Look through the lines below for the word "Geometry", and copy every line that has it.

---------- Records supplied ----------

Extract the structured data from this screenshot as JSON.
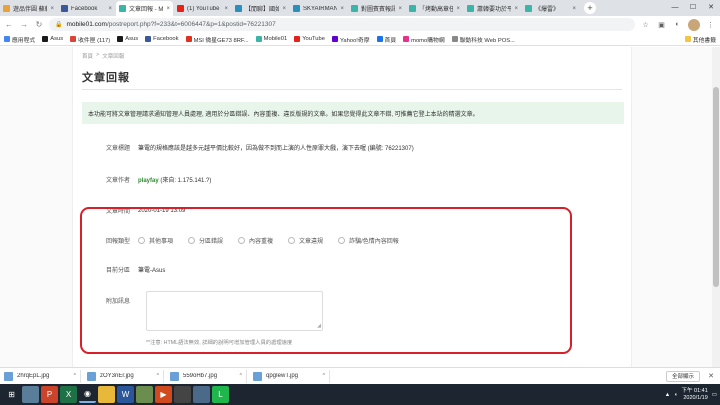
{
  "browser": {
    "tabs": [
      {
        "title": "遊品伴圓 蘇軒上",
        "color": "#e6a23c",
        "active": false
      },
      {
        "title": "Facebook",
        "color": "#3b5998",
        "active": false
      },
      {
        "title": "文章回報 - Mo",
        "color": "#3bb5a8",
        "active": true
      },
      {
        "title": "(1) YouTube",
        "color": "#e62117",
        "active": false
      },
      {
        "title": "【閒聊】國如",
        "color": "#2a8fbd",
        "active": false
      },
      {
        "title": "SKYAIRMAN ...",
        "color": "#2a8fbd",
        "active": false
      },
      {
        "title": "對圖賓賓報訊",
        "color": "#3bb5a8",
        "active": false
      },
      {
        "title": "「烤動高章任",
        "color": "#3bb5a8",
        "active": false
      },
      {
        "title": "蕭韓要功於平",
        "color": "#3bb5a8",
        "active": false
      },
      {
        "title": "《爆雷》",
        "color": "#3bb5a8",
        "active": false
      }
    ],
    "tab_close": "×",
    "new_tab": "+",
    "window_controls": {
      "minimize": "—",
      "maximize": "☐",
      "close": "✕"
    },
    "url_host": "mobile01.com",
    "url_path": "/postreport.php?f=233&t=6006447&p=1&postid=76221307",
    "bookmarks": [
      {
        "label": "應用程式",
        "color": "#4285f4"
      },
      {
        "label": "Asus",
        "color": "#1a1a1a"
      },
      {
        "label": "收件匣 (117)",
        "color": "#db4437"
      },
      {
        "label": "Asus",
        "color": "#1a1a1a"
      },
      {
        "label": "Facebook",
        "color": "#3b5998"
      },
      {
        "label": "MSI 微星GE73 8RF...",
        "color": "#e0301e"
      },
      {
        "label": "Mobile01",
        "color": "#3bb5a8"
      },
      {
        "label": "YouTube",
        "color": "#e62117"
      },
      {
        "label": "Yahoo!奇摩",
        "color": "#6001d2"
      },
      {
        "label": "首頁",
        "color": "#1a73e8"
      },
      {
        "label": "momo購物網",
        "color": "#e8318c"
      },
      {
        "label": "聯動科技 Web POS...",
        "color": "#888888"
      }
    ],
    "other_bookmarks": "其他書籤"
  },
  "page": {
    "breadcrumb": [
      "首頁",
      ">",
      "文章回報"
    ],
    "title": "文章回報",
    "notice": "本功能可將文章管理請求通知管理人員處理, 適用於分區錯誤、內容重複、違反版規的文章。如果您覺得此文章不錯, 可推薦它登上本站的精選文章。",
    "fields": {
      "subject_label": "文章標題",
      "subject_value": "筆電的規格應該是越多元越平價比較好，因為做不到而上演的人性原罪大戲，演下去喔 (編號: 76221307)",
      "author_label": "文章作者",
      "author_name": "playfay",
      "author_ip": " (來自: 1.175.141.?)",
      "time_label": "文章時間",
      "time_value": "2020-01-19 13:09",
      "type_label": "回報類型",
      "type_options": [
        "其他事項",
        "分區錯誤",
        "內容重複",
        "文章違規",
        "詐騙/色情內容回報"
      ],
      "forum_label": "目前分區",
      "forum_value": "筆電-Asus",
      "message_label": "附加訊息"
    },
    "hint": "**注意: HTML語法無效, 詳細的說明可增加管理人員的處理速度"
  },
  "downloads": {
    "items": [
      "2hrqEpL.jpg",
      "zOY3nEr.jpg",
      "559oHb7.jpg",
      "qpgIewT.jpg"
    ],
    "show_all": "全部顯示",
    "close": "✕"
  },
  "taskbar": {
    "clock_time": "下午 01:41",
    "clock_date": "2020/1/19"
  }
}
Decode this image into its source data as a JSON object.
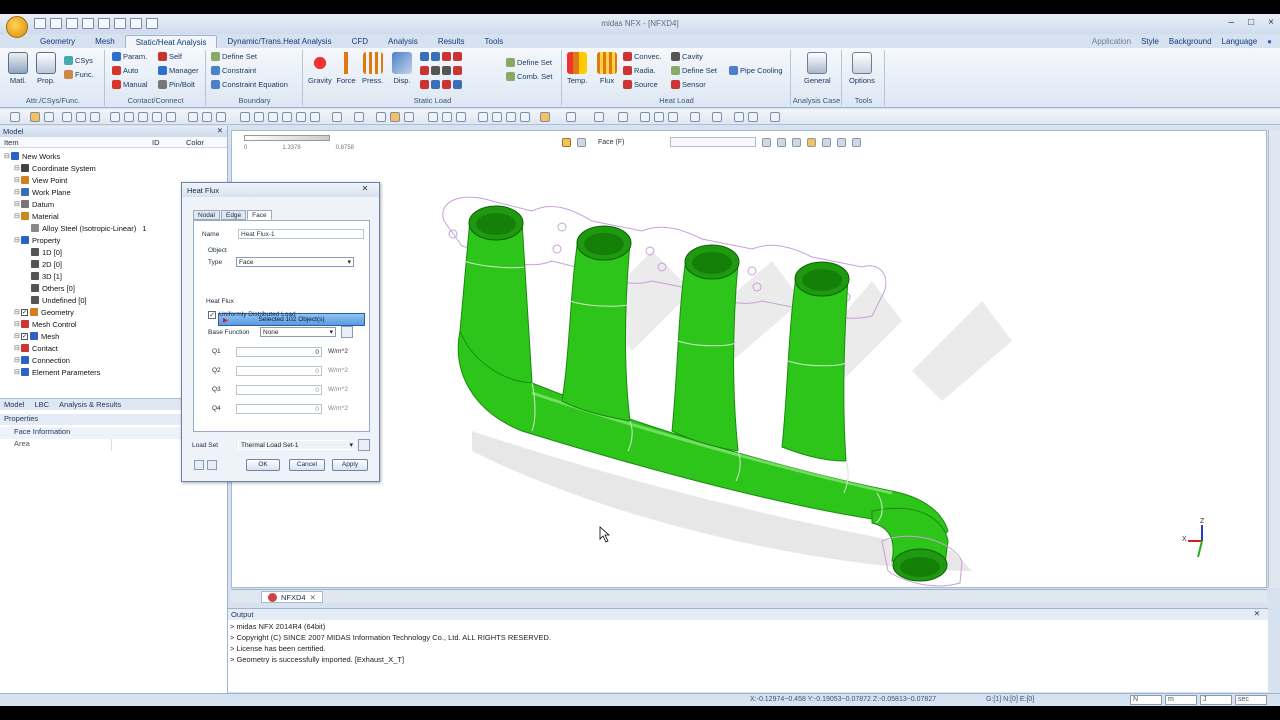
{
  "window": {
    "title": "midas NFX - [NFXD4]",
    "controls": [
      "–",
      "□",
      "×"
    ]
  },
  "tabs": [
    "Geometry",
    "Mesh",
    "Static/Heat Analysis",
    "Dynamic/Trans.Heat Analysis",
    "CFD",
    "Analysis",
    "Results",
    "Tools"
  ],
  "active_tab": "Static/Heat Analysis",
  "menu_right": {
    "application": "Application",
    "style": "Style",
    "background": "Background",
    "language": "Language"
  },
  "ribbon": {
    "attr": {
      "label": "Attr./CSys/Func.",
      "matl": "Matl.",
      "prop": "Prop.",
      "csys": "CSys",
      "func": "Func."
    },
    "contact": {
      "label": "Contact/Connect",
      "param": "Param.",
      "auto": "Auto",
      "manual": "Manual",
      "self": "Self",
      "manager": "Manager",
      "pinbolt": "Pin/Bolt"
    },
    "boundary": {
      "label": "Boundary",
      "define_set": "Define Set",
      "constraint": "Constraint",
      "constraint_eq": "Constraint Equation"
    },
    "static_load": {
      "label": "Static Load",
      "gravity": "Gravity",
      "force": "Force",
      "press": "Press.",
      "disp": "Disp.",
      "define_set": "Define Set",
      "comb_set": "Comb. Set"
    },
    "heat_load": {
      "label": "Heat Load",
      "temp": "Temp.",
      "flux": "Flux",
      "convec": "Convec.",
      "radia": "Radia.",
      "source": "Source",
      "cavity": "Cavity",
      "define_set": "Define Set",
      "sensor": "Sensor",
      "pipe_cooling": "Pipe Cooling"
    },
    "analysis_case": {
      "label": "Analysis Case",
      "general": "General"
    },
    "tools": {
      "label": "Tools",
      "options": "Options"
    }
  },
  "model_panel": {
    "title": "Model",
    "columns": [
      "Item",
      "ID",
      "Color"
    ],
    "tree": [
      {
        "label": "New Works",
        "indent": 0,
        "check": false
      },
      {
        "label": "Coordinate System",
        "indent": 1,
        "check": false
      },
      {
        "label": "View Point",
        "indent": 1,
        "check": false
      },
      {
        "label": "Work Plane",
        "indent": 1,
        "check": false
      },
      {
        "label": "Datum",
        "indent": 1,
        "check": false
      },
      {
        "label": "Material",
        "indent": 1,
        "check": false
      },
      {
        "label": "Alloy Steel (Isotropic-Linear)",
        "indent": 2,
        "check": false,
        "id": "1"
      },
      {
        "label": "Property",
        "indent": 1,
        "check": false
      },
      {
        "label": "1D [0]",
        "indent": 2,
        "check": false
      },
      {
        "label": "2D [0]",
        "indent": 2,
        "check": false
      },
      {
        "label": "3D [1]",
        "indent": 2,
        "check": false
      },
      {
        "label": "Others [0]",
        "indent": 2,
        "check": false
      },
      {
        "label": "Undefined [0]",
        "indent": 2,
        "check": false
      },
      {
        "label": "Geometry",
        "indent": 1,
        "check": true
      },
      {
        "label": "Mesh Control",
        "indent": 1,
        "check": false
      },
      {
        "label": "Mesh",
        "indent": 1,
        "check": true
      },
      {
        "label": "Contact",
        "indent": 1,
        "check": false
      },
      {
        "label": "Connection",
        "indent": 1,
        "check": false
      },
      {
        "label": "Element Parameters",
        "indent": 1,
        "check": false
      }
    ],
    "bottom_tabs": [
      "Model",
      "LBC",
      "Analysis & Results"
    ],
    "properties_title": "Properties",
    "prop_section": "Face Information",
    "prop_row": "Area"
  },
  "viewport": {
    "scale_labels": [
      "0",
      "1.3378",
      "0.8758"
    ],
    "view_label": "Face (F)",
    "doc_tab": "NFXD4"
  },
  "dialog": {
    "title": "Heat Flux",
    "tabs": [
      "Nodal",
      "Edge",
      "Face"
    ],
    "active_tab": "Face",
    "name_label": "Name",
    "name_value": "Heat Flux-1",
    "object_label": "Object",
    "type_label": "Type",
    "type_value": "Face",
    "selected_text": "Selected 102 Object(s)",
    "heat_flux_label": "Heat Flux",
    "uniform_label": "Uniformly Distributed Load",
    "base_function_label": "Base Function",
    "base_function_value": "None",
    "q_rows": [
      {
        "label": "Q1",
        "value": "0",
        "unit": "W/m^2"
      },
      {
        "label": "Q2",
        "value": "0",
        "unit": "W/m^2"
      },
      {
        "label": "Q3",
        "value": "0",
        "unit": "W/m^2"
      },
      {
        "label": "Q4",
        "value": "0",
        "unit": "W/m^2"
      }
    ],
    "load_set_label": "Load Set",
    "load_set_value": "Thermal Load Set-1",
    "ok": "OK",
    "cancel": "Cancel",
    "apply": "Apply"
  },
  "output": {
    "title": "Output",
    "lines": [
      "> midas NFX 2014R4 (64bit)",
      "> Copyright (C) SINCE 2007 MIDAS Information Technology Co., Ltd. ALL RIGHTS RESERVED.",
      "> License has been certified.",
      "> Geometry is successfully imported. [Exhaust_X_T]"
    ]
  },
  "status": {
    "coords": "X:-0.12974~0.458 Y:-0.19053~0.07872 Z:-0.05813~0.07827",
    "counts": "G:[1] N:[0] E:[0]",
    "units": [
      "N",
      "m",
      "J",
      "sec"
    ]
  },
  "triad": {
    "z": "Z",
    "x": "X"
  },
  "colors": {
    "model_green": "#2ec51a",
    "ribbon_bg": "#dde7f3",
    "accent": "#15397a"
  }
}
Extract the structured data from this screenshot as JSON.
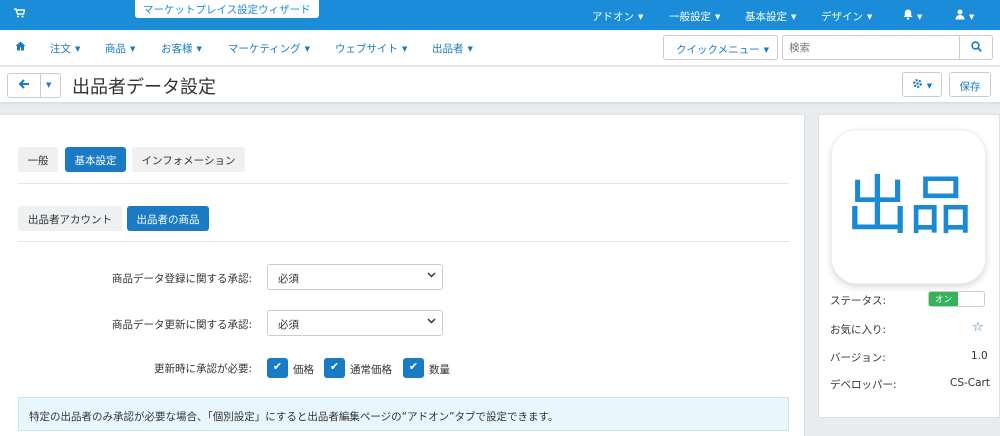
{
  "topbar": {
    "wizard_label": "マーケットプレイス設定ウィザード",
    "menus": [
      "アドオン",
      "一般設定",
      "基本設定",
      "デザイン"
    ]
  },
  "nav": {
    "items": [
      "注文",
      "商品",
      "お客様",
      "マーケティング",
      "ウェブサイト",
      "出品者"
    ],
    "quick_menu": "クイックメニュー",
    "search_placeholder": "検索"
  },
  "titlebar": {
    "title": "出品者データ設定",
    "save_label": "保存"
  },
  "tabs": [
    "一般",
    "基本設定",
    "インフォメーション"
  ],
  "subtabs": [
    "出品者アカウント",
    "出品者の商品"
  ],
  "form": {
    "field1_label": "商品データ登録に関する承認:",
    "field1_value": "必須",
    "field2_label": "商品データ更新に関する承認:",
    "field2_value": "必須",
    "field3_label": "更新時に承認が必要:",
    "checkboxes": [
      "価格",
      "通常価格",
      "数量"
    ]
  },
  "notice": "特定の出品者のみ承認が必要な場合、「個別設定」にすると出品者編集ページの“アドオン”タブで設定できます。",
  "addon": {
    "logo_text": "出品",
    "status_label": "ステータス:",
    "status_value": "オン",
    "favorite_label": "お気に入り:",
    "version_label": "バージョン:",
    "version_value": "1.0",
    "developer_label": "デベロッパー:",
    "developer_value": "CS-Cart"
  },
  "colors": {
    "primary": "#1a7ac4",
    "topbar": "#1a8cd8",
    "status_on": "#35b35a"
  }
}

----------

Exercise response:
    "Geometry",
        "label": "Geometry",
      "> Geometry is successfully imported. [Exhaust_X_T]"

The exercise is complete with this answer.